Three, the terms of trade gains are not acknowledged. The targeted industries are typically in tradable goods, and success in such sectors will tend to increase the value of the home currency, and thus increase overall purchasing power and national economic power.

Fourth, there is a deeper issue with the methodology. Dissecting the effect of any one policy measure and coming up with a quantitative factor of contribution is very difficult. A combination of policies can have an effect that is greater (or less) than the sum of the individual policies.

Finally, the paper takes a very narrow view of industrial policy -- equating it with redirecting capital from one sector to another. Policies that increase the overall domestic savings and investment rates or keep the currency undervalued, encourage technology acquisition from foreign industry, etc. also constitute industrial policy but are not taken into account.

A useful analysis requires a bit more subtlety. I am not aware of an empirical account that covers all industries in depth but "Computers Inc: Japan's challenge to IBM" is a very good play-by-play of Japanese industrial policy at work in electronics.

Econblogger said...

Walker,

ON TFP: If you follow the simple growth-accounting decomposition, then growth unaccounted for by factor growth must be growth in TFP. Since the idea of protection is to obtain "dynamic comparative advantage", clearly TFP growth is relevant, rather than factor growth.

SPILLOVERS: hard to quantify anyway. Any suggestions?


TERMS OF TRADE (value of currency): the changing value of the currency merely reflects the fact that the currency by which to buy a country's rising exports, obviously becomes more valuable to foreigners. That is all. "National economic power" almost religious!

COMBINATION OF POLICIES: Good point.
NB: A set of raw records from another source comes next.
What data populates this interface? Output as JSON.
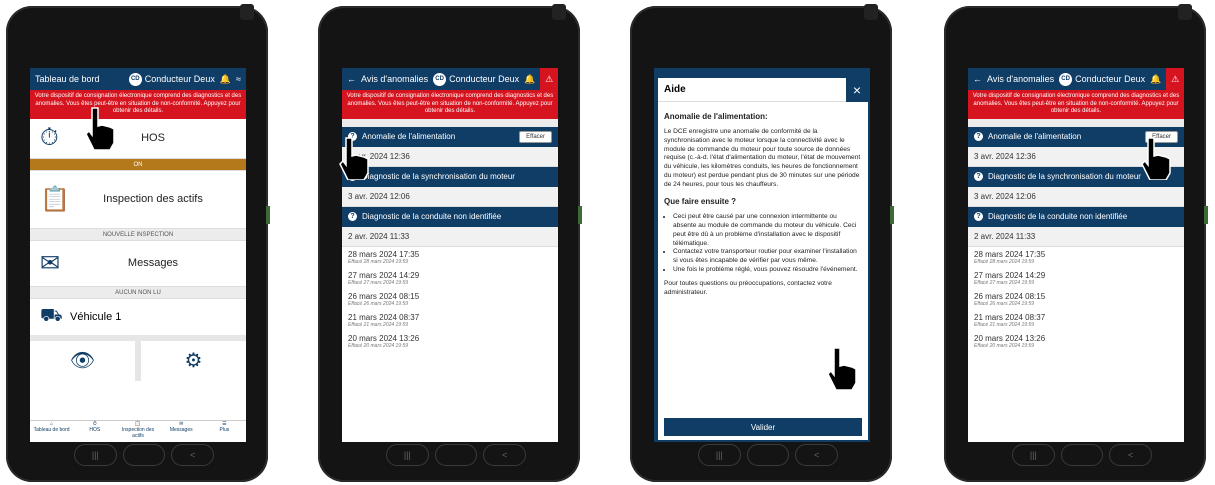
{
  "colors": {
    "primary": "#0f3d66",
    "alert": "#d6141f",
    "hos_on": "#b4791b"
  },
  "banner_text": "Votre dispositif de consignation électronique comprend des diagnostics et des anomalies. Vous êtes peut-être en situation de non-conformité. Appuyez pour obtenir des détails.",
  "driver": {
    "initials": "CD",
    "name": "Conducteur Deux"
  },
  "screen1": {
    "title": "Tableau de bord",
    "hos": {
      "label": "HOS",
      "status": "ON"
    },
    "inspection": {
      "label": "Inspection des actifs",
      "status": "NOUVELLE INSPECTION"
    },
    "messages": {
      "label": "Messages",
      "status": "AUCUN NON LU"
    },
    "vehicle": {
      "label": "Véhicule 1"
    },
    "nav": [
      "Tableau de bord",
      "HOS",
      "Inspection des actifs",
      "Messages",
      "Plus"
    ]
  },
  "anomalies": {
    "title": "Avis d'anomalies",
    "erase_label": "Effacer",
    "sections": [
      {
        "label": "Anomalie de l'alimentation",
        "date": "3 avr. 2024 12:36"
      },
      {
        "label": "Diagnostic de la synchronisation du moteur",
        "date": "3 avr. 2024 12:06"
      },
      {
        "label": "Diagnostic de la conduite non identifiée",
        "date": "2 avr. 2024 11:33"
      }
    ],
    "history": [
      {
        "date": "28 mars 2024 17:35",
        "sub": "Effacé 28 mars 2024 19:59"
      },
      {
        "date": "27 mars 2024 14:29",
        "sub": "Effacé 27 mars 2024 19:59"
      },
      {
        "date": "26 mars 2024 08:15",
        "sub": "Effacé 26 mars 2024 19:59"
      },
      {
        "date": "21 mars 2024 08:37",
        "sub": "Effacé 21 mars 2024 19:59"
      },
      {
        "date": "20 mars 2024 13:26",
        "sub": "Effacé 20 mars 2024 19:59"
      }
    ]
  },
  "help": {
    "title": "Aide",
    "close": "×",
    "heading": "Anomalie de l'alimentation:",
    "body": "Le DCE enregistre une anomalie de conformité de la synchronisation avec le moteur lorsque la connectivité avec le module de commande du moteur pour toute source de données requise (c.-à-d. l'état d'alimentation du moteur, l'état de mouvement du véhicule, les kilomètres conduits, les heures de fonctionnement du moteur) est perdue pendant plus de 30 minutes sur une période de 24 heures, pour tous les chauffeurs.",
    "next_heading": "Que faire ensuite ?",
    "bullets": [
      "Ceci peut être causé par une connexion intermittente ou absente au module de commande du moteur du véhicule. Ceci peut être dû à un problème d'installation avec le dispositif télématique.",
      "Contactez votre transporteur routier pour examiner l'installation si vous êtes incapable de vérifier par vous même.",
      "Une fois le problème réglé, vous pouvez résoudre l'événement."
    ],
    "footer": "Pour toutes questions ou préoccupations, contactez votre administrateur.",
    "validate": "Valider"
  }
}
But unless you come up with the measures, however crude, this is speculative, no?

INDUSTRIAL POLICY: protection precisely favors some industries over others. (Nationalists favor sexy stuff like steel, machinery, computers,etc.) Increasing the domestic savings rate is not typically called industrial policy. And I am a bit confused about your view of the exchange rate - keeping the currency value low is good for industry, but a high currency value implies "national economic power"?

Is it possible for me to access that material? From its title, I can only suppose the greater subtlety you are referring to involves a more detailed type of anecdotal analysis.

walker said...

"National economic power" religious? Perhaps, but it is a common one -- the ability to project economic power (make acquisitions, buy influence, etc.) is something that policy-makers generally care about, especially in East Asia.

On terms of trade, the point is that imports become cheaper as the currency rises but the author does not attempt to quantify these gains when accounting the share of GDP growth due to "industrial policy". This is a glaring omission given that favors are generally provided to tradable goods industries.


And I am a bit confused about your view of the exchange rate - keeping the currency value low is good for industry, but a high currency value implies "national economic power"?

Let me explain. By maintaining an undervalued currency domestic manufacturers are able to undercut their competition in world markets, and thus increase their market share. Over a period of time the competition will weaken as domestic manufacturers meet more of world demand. A trade surplus is the result putting upward pressure on the currency, but having in the interim built up industrial capacity and competitiveness (through economy of scale benefits, infrastructure upgrades, R&D, etc.) the currency can then be allowed to rise without hurting business to the same degree as before.

In this way the currency is kept undervalued, but will steadily rise in accordance with the increased competitiveness of a nation's firms.


Regarding the book, it is certainly available (google it) but the text is not online if that is what you mean. It is a detailed historical account, not an attempt at quantitative analysis like the Pack article. I say it is more subtle because it indeed more nuanced in regarding the effects of industrial policy as well as less abstract. It would be nice if a quantitative analysis were available that provides similar insight while at the same time making precise claims, but on such a complex question such an analysis is difficult.